At Length: In your statement about the Kitchen Gods series, you said that a key kernel for the work was discovering a family photograph that had been damaged. Tell us more about that.
Priya Kambli: One of my most startling early childhood memories is of finding one of my father’s painstakingly composed family photographs, pierced by my mother. She cut holes in them, so as to completely obliterate her own face while not harming the image of my sister and myself beside her. Even as a child I was aware that this act was quite significant, but what it signified was beyond my ability to decipher. As an adult I continue to be disturbed by these artifacts, which not only encompass the photographer’s hand but also the subject’s fingerprints.
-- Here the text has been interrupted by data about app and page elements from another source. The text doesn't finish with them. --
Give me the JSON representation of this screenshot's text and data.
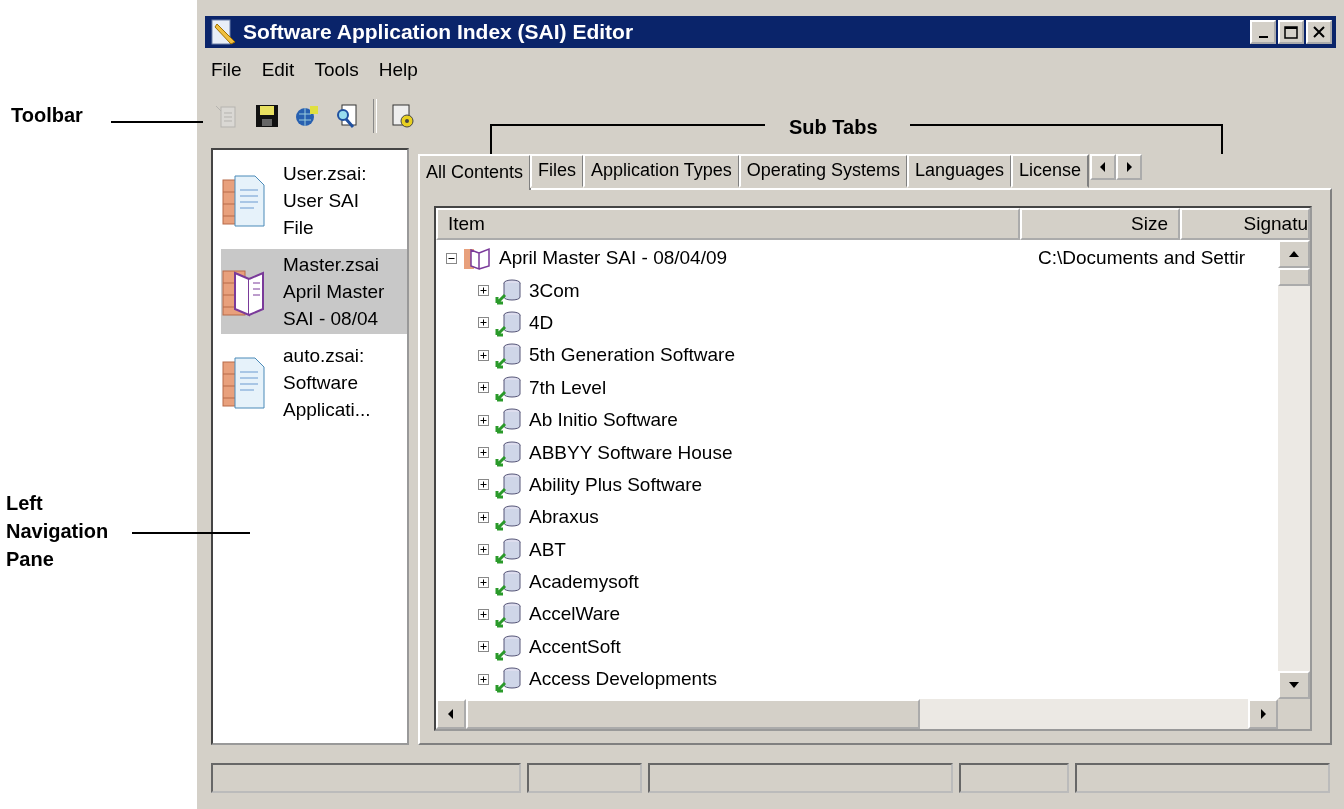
{
  "callouts": {
    "toolbar": "Toolbar",
    "left_pane": "Left Navigation Pane",
    "sub_tabs": "Sub Tabs"
  },
  "window": {
    "title": "Software Application Index (SAI) Editor"
  },
  "menu": [
    "File",
    "Edit",
    "Tools",
    "Help"
  ],
  "toolbar": [
    {
      "kind": "paste",
      "disabled": true
    },
    {
      "kind": "save",
      "disabled": false
    },
    {
      "kind": "globe",
      "disabled": false
    },
    {
      "kind": "find",
      "disabled": false
    },
    {
      "kind": "config",
      "disabled": false
    }
  ],
  "nav_items": [
    {
      "kind": "document",
      "lines": [
        "User.zsai:",
        "User SAI",
        "File"
      ],
      "selected": false
    },
    {
      "kind": "book",
      "lines": [
        "Master.zsai",
        "April Master",
        "SAI - 08/04"
      ],
      "selected": true
    },
    {
      "kind": "document",
      "lines": [
        "auto.zsai:",
        "Software",
        "Applicati..."
      ],
      "selected": false
    }
  ],
  "tabs": [
    {
      "label": "All Contents",
      "selected": true
    },
    {
      "label": "Files",
      "selected": false
    },
    {
      "label": "Application Types",
      "selected": false
    },
    {
      "label": "Operating Systems",
      "selected": false
    },
    {
      "label": "Languages",
      "selected": false
    },
    {
      "label": "License",
      "selected": false
    }
  ],
  "table": {
    "columns": [
      "Item",
      "Size",
      "Signatu"
    ],
    "tree": [
      {
        "label": "April Master SAI - 08/04/09",
        "size": "C:\\Documents and Settir",
        "expanded": true,
        "children": [
          {
            "label": "3Com",
            "expanded": false
          },
          {
            "label": "4D",
            "expanded": false
          },
          {
            "label": "5th Generation Software",
            "expanded": false
          },
          {
            "label": "7th Level",
            "expanded": false
          },
          {
            "label": "Ab Initio Software",
            "expanded": false
          },
          {
            "label": "ABBYY Software House",
            "expanded": false
          },
          {
            "label": "Ability Plus Software",
            "expanded": false
          },
          {
            "label": "Abraxus",
            "expanded": false
          },
          {
            "label": "ABT",
            "expanded": false
          },
          {
            "label": "Academysoft",
            "expanded": false
          },
          {
            "label": "AccelWare",
            "expanded": false
          },
          {
            "label": "AccentSoft",
            "expanded": false
          },
          {
            "label": "Access Developments",
            "expanded": false
          }
        ]
      }
    ]
  }
}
Even though her incisions have a violent quality to them, as an image-maker I am aesthetically drawn by the physical mark—its presence and its careful placement. These marred artifacts have formed a reference point and inspiration for my new body of work, Kitchen Gods, but they do not limit the form my own work takes.
The purpose and focus of this series is to create and contextualize a body of work that creatively references the conflict in the image-making process—my father constructing an image of his family through his camera lens and my mother re-shaping that image with her knife.
AL: You’ve gone on to create your own narratives, utilizing various techniques of manipulation. What relationship do these techniques have to the content of the photographs? For example: your use of rice and flower petals.
PK: My son, Kavi, once asked me if we were going to keep the flowers that I was buying at the grocery store, or if they were for art. The series, Kitchen Gods, is a conversation with my ancestors. The conversation begins with the family photographs that I carried with me in my suitcase when I moved from India to the United States, and which have been my companions ever since.
My choice of materials is dictated in part by play, and figuring out what works in the studio. My preference tends to be for materials that are domestic and humble in nature, and usually grounded in everyday use. But I think, besides being humble, simple, or common items, rice and petals (for example) are used to adorn household shrines—the kind of shrines Indian housewives keep in their kitchens. You might drape a garland of flowers over a holy man’s portrait, or a dish of rice might be kept, ready to use in small ceremonies (arthi). In my work I re-contextualize the familial qualities of these things, to serve my own artistic and creative purposes.
AL: And the intriguing technique of creating a partial mirror-image?
PK: Going through the family photographs I realized, because of the way my father photographed, there were a lot of duplicates–well, almost duplicates; the images had slight variations. I was really intrigued by this element of repetition and wanted to incorporate it into my own work.
AL: There is the overarching theme of memory and family. What is your personal story regarding the meaning of these photographs? What does the title Kitchen Gods mean and how does this relate to the people in the images?
PK: My need to decipher and address my family photographs is personal. My work is rooted in my fascination with my parents, both of whom died when I was young. Therefore, for me these family photographs hold even more mythological weight. In my work I labor to maintain my parents and my ancestors, the way Indian housewives do their kitchen deities. I also strive to connect the generations—my ancestors and my children—who have been separated by death and migration. Like my mother, I alter these photographs to modify the stories they tell.
AL: The photographs are very intimate, and this is further grounded by their scale. Have you executed them in this way with the audience in mind or something else? And then, each photograph is presented with an expanse of white space surrounding the images. What is the purpose of this visual device?
PK: The scale of the image is derived from the original unaltered photographs themselves. Most of them are pocket sized, intimate, and now have my finger-prints pressed into them. I am gentle and rough when handling them, knowing full well that they are irreplaceable, but at the same time unable to refrain from playing with them—like paper dolls, cajoling them to come alive. The purpose of anchoring the images in the white space is an aesthetic as well as pragmatic selection, dictated by my choice of scale. I wanted to give the image prominence, without having to compromise on the choice of scale.
AL: Your photographs are clearly highly personal statements about family and the role of family photographs. In a wider context, what is the value of the family album to you? From the point of view of parent, artist and also academically—the family album as genre?
PK: I am fascinated by family albums, but I am also realistic and pragmatic about them. I am aware that for my children, disconnected from my roots, photographs of my family and ancestors don’t have the same pull that they do to me—their [my children’s] interest in these photographs and people is that of kind strangers. Through this work I am attempting to recreate a much more tangible family album that I can bequeath to them.
AL: What has inspired you to be a photographer?
PK: I never wanted to be a photographer. My most vivid childhood memories are of standing beside my sister in front of my father’s Minolta camera—waiting, while he carefully framed and exposed us onto film. My father, an amateur photographer, took the task of making images rather seriously. And we (my father’s family) often found ourselves to be his unwilling subjects. Our reluctance was related to his perfectionism. We, his subjects, were constantly herded from one spot to another, posed in one pool of light and then another. As a child I was certain that being photographed by my father was my punishment.
Interestingly I find myself donning the role of the photographer, demanding that same commitment that I balked at, hence most of my subject matter tends to be objects, artifacts or self-portraits—things that I can put through a wringer without feeling that I am donning my fathers shoes.